Inexplicably, Mrs. Poe did not do either of these things. Instead, she made a bland meal for the Baudelaires, just when they needed a delicious meal the most. And when that happens, all good, true and decent people know it's time to volunteer.
While conducting research into the Baudelaires' tragic gastronomical experiences, I re-created, with painstaking accuracy, the bland boiled meal that Mrs. Poe fed to them that evening. It was my grim duty to taste the flavorless, rubbery chicken, the water-logged potatoes and the drab green beans. I then donated the remainder of that meal to a rabid pack of environmentalists, who in turn donated it to a local homeless shelter, who in turn returned it to the environmentalists, who in turn returned it to me, who in turn returned it to the environmentalists, who used it to make compost.
I then created alternative dishes that are filled with delightful flavors and look as appealing as they taste. If you are still in possession of your taste buds, you may use the recipes provided below to make these delicious dishes, and spare your associates or local environmentalists the tragedy of a woefully unpleasant meal. You may also choose to dip a piece of baguette into the savory sauce that accompanies your flavorful meal. And you may choose to have an interesting conversation about the unnecessary surgeries, bland meals and other related tragedies to which you have surely been subjected.
Chicken poached (which here means "boiled") in a combination of chicken broth, wine and herbs, then crisped to state of golden brown deliciousness under the broiler. Served with potatoes that have been simmered (which here means "boiled") in the very same flavorful broth that the chicken was cooked in, to produce potatoes that are flavor-logged rather than water-logged.
Green beans blanched (a word which still means "boiled") in generously salted water, so that they are crisp yet tender, and filled with flavor. Drizzled (a word which means "poured upon") with a combination of butter, olive oil, onions and garlic.

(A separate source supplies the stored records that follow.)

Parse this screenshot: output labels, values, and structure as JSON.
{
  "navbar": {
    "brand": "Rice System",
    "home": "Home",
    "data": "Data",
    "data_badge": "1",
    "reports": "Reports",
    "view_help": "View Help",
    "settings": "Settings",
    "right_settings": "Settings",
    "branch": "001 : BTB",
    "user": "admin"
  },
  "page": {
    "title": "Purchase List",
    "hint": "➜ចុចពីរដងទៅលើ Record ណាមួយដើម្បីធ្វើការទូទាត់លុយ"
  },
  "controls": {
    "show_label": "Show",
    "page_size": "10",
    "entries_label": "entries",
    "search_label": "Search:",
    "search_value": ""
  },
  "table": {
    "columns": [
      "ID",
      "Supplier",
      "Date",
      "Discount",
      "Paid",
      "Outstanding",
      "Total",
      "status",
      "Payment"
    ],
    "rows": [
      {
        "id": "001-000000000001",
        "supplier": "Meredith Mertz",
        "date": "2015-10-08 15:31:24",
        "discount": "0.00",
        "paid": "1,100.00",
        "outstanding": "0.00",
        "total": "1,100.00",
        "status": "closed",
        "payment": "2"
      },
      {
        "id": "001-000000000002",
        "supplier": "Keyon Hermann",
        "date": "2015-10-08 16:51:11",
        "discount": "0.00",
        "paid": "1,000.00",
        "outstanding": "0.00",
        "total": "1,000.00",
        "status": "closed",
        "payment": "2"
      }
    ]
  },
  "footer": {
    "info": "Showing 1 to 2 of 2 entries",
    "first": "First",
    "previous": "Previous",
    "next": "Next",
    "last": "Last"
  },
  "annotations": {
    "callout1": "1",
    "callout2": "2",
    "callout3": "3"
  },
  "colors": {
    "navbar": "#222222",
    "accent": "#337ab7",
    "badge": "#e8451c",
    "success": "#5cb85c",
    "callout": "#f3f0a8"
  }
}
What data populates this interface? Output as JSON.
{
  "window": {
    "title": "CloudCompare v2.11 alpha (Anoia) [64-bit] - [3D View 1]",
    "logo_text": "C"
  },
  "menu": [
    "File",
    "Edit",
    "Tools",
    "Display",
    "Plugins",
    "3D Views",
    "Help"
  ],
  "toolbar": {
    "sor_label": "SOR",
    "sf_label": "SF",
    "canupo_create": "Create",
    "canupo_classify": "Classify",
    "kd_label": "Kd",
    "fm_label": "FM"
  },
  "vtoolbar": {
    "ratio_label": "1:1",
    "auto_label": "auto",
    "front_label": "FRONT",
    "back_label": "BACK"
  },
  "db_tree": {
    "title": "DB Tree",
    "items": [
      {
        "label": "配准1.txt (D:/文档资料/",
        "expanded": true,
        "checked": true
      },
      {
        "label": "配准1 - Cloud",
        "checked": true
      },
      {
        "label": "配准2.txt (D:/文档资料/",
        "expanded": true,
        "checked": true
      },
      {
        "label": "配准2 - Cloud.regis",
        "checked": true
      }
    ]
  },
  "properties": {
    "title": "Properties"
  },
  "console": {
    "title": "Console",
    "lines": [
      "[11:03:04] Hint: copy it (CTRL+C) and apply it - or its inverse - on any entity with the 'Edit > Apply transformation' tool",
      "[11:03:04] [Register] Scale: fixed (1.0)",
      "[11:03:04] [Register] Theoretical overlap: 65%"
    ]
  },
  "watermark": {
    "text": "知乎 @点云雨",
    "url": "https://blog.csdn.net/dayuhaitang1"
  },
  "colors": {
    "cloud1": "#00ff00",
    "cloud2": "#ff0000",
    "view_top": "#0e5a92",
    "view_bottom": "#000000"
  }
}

If you would like to read more about bland food and unpleasant meals, it is clear you have bad taste, perhaps as the result of unnecessary surgery. You would probably therefore enjoy reading this book, which is the first in Lemony Snicket's detailed account of the unfortunate lives of the Baudelaire orphans.